Required action >>
This task calls for every entry below to be repeated exactly.

Collected data entries >>
# # # # #

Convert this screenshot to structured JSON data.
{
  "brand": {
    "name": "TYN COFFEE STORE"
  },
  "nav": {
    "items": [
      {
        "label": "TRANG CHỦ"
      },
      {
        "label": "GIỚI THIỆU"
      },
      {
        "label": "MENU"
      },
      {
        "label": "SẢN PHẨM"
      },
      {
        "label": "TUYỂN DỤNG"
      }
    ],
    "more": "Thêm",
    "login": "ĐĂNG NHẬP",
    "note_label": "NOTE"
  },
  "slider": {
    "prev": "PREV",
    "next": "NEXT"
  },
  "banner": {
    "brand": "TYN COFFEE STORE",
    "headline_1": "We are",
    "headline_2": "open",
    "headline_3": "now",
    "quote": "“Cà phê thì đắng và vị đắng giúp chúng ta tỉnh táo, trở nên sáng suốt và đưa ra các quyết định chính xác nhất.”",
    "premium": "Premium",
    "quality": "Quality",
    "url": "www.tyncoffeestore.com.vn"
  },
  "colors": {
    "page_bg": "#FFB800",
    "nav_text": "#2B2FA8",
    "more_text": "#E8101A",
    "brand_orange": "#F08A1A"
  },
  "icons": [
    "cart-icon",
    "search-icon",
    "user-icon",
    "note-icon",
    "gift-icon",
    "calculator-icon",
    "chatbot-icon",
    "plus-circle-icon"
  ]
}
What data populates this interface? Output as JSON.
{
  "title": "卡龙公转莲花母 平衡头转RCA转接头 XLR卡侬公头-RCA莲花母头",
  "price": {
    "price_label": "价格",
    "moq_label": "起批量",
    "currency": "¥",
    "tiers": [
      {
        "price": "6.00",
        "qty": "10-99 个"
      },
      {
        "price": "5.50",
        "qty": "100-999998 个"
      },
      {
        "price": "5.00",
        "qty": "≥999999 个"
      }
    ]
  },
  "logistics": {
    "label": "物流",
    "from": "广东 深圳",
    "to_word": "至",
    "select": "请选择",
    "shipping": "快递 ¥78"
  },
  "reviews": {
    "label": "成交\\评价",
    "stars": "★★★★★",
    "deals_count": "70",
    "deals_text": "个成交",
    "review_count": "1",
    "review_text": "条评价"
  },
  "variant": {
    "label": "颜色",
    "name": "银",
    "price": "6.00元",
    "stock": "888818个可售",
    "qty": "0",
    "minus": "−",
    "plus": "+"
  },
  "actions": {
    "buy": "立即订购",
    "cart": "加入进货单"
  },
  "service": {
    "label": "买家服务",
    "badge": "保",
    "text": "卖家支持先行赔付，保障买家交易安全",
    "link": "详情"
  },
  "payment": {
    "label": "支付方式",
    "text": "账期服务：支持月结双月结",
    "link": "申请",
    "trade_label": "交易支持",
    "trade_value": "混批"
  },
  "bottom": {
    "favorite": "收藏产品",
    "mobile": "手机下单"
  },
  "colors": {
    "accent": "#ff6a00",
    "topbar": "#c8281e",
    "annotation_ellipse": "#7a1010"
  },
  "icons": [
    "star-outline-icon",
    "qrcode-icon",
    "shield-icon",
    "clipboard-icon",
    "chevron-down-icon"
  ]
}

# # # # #

Answer box >>
Convert this screenshot to structured JSON data.
{
  "brand": {
    "name": "TYN COFFEE STORE"
  },
  "nav": {
    "items": [
      {
        "label": "TRANG CHỦ"
      },
      {
        "label": "GIỚI THIỆU"
      },
      {
        "label": "MENU"
      },
      {
        "label": "SẢN PHẨM"
      },
      {
        "label": "TUYỂN DỤNG"
      }
    ],
    "more": "Thêm",
    "login": "ĐĂNG NHẬP",
    "note_label": "NOTE"
  },
  "slider": {
    "prev": "PREV",
    "next": "NEXT"
  },
  "banner": {
    "brand": "TYN COFFEE STORE",
    "headline_1": "We are",
    "headline_2": "open",
    "headline_3": "now",
    "quote": "“Cà phê thì đắng và vị đắng giúp chúng ta tỉnh táo, trở nên sáng suốt và đưa ra các quyết định chính xác nhất.”",
    "premium": "Premium",
    "quality": "Quality",
    "url": "www.tyncoffeestore.com.vn"
  },
  "colors": {
    "page_bg": "#FFB800",
    "nav_text": "#2B2FA8",
    "more_text": "#E8101A",
    "brand_orange": "#F08A1A"
  },
  "icons": [
    "cart-icon",
    "search-icon",
    "user-icon",
    "note-icon",
    "gift-icon",
    "calculator-icon",
    "chatbot-icon",
    "plus-circle-icon"
  ]
}
What data populates this interface? Output as JSON.
{
  "title": "卡龙公转莲花母 平衡头转RCA转接头 XLR卡侬公头-RCA莲花母头",
  "price": {
    "price_label": "价格",
    "moq_label": "起批量",
    "currency": "¥",
    "tiers": [
      {
        "price": "6.00",
        "qty": "10-99 个"
      },
      {
        "price": "5.50",
        "qty": "100-999998 个"
      },
      {
        "price": "5.00",
        "qty": "≥999999 个"
      }
    ]
  },
  "logistics": {
    "label": "物流",
    "from": "广东 深圳",
    "to_word": "至",
    "select": "请选择",
    "shipping": "快递 ¥78"
  },
  "reviews": {
    "label": "成交\\评价",
    "stars": "★★★★★",
    "deals_count": "70",
    "deals_text": "个成交",
    "review_count": "1",
    "review_text": "条评价"
  },
  "variant": {
    "label": "颜色",
    "name": "银",
    "price": "6.00元",
    "stock": "888818个可售",
    "qty": "0",
    "minus": "−",
    "plus": "+"
  },
  "actions": {
    "buy": "立即订购",
    "cart": "加入进货单"
  },
  "service": {
    "label": "买家服务",
    "badge": "保",
    "text": "卖家支持先行赔付，保障买家交易安全",
    "link": "详情"
  },
  "payment": {
    "label": "支付方式",
    "text": "账期服务：支持月结双月结",
    "link": "申请",
    "trade_label": "交易支持",
    "trade_value": "混批"
  },
  "bottom": {
    "favorite": "收藏产品",
    "mobile": "手机下单"
  },
  "colors": {
    "accent": "#ff6a00",
    "topbar": "#c8281e",
    "annotation_ellipse": "#7a1010"
  },
  "icons": [
    "star-outline-icon",
    "qrcode-icon",
    "shield-icon",
    "clipboard-icon",
    "chevron-down-icon"
  ]
}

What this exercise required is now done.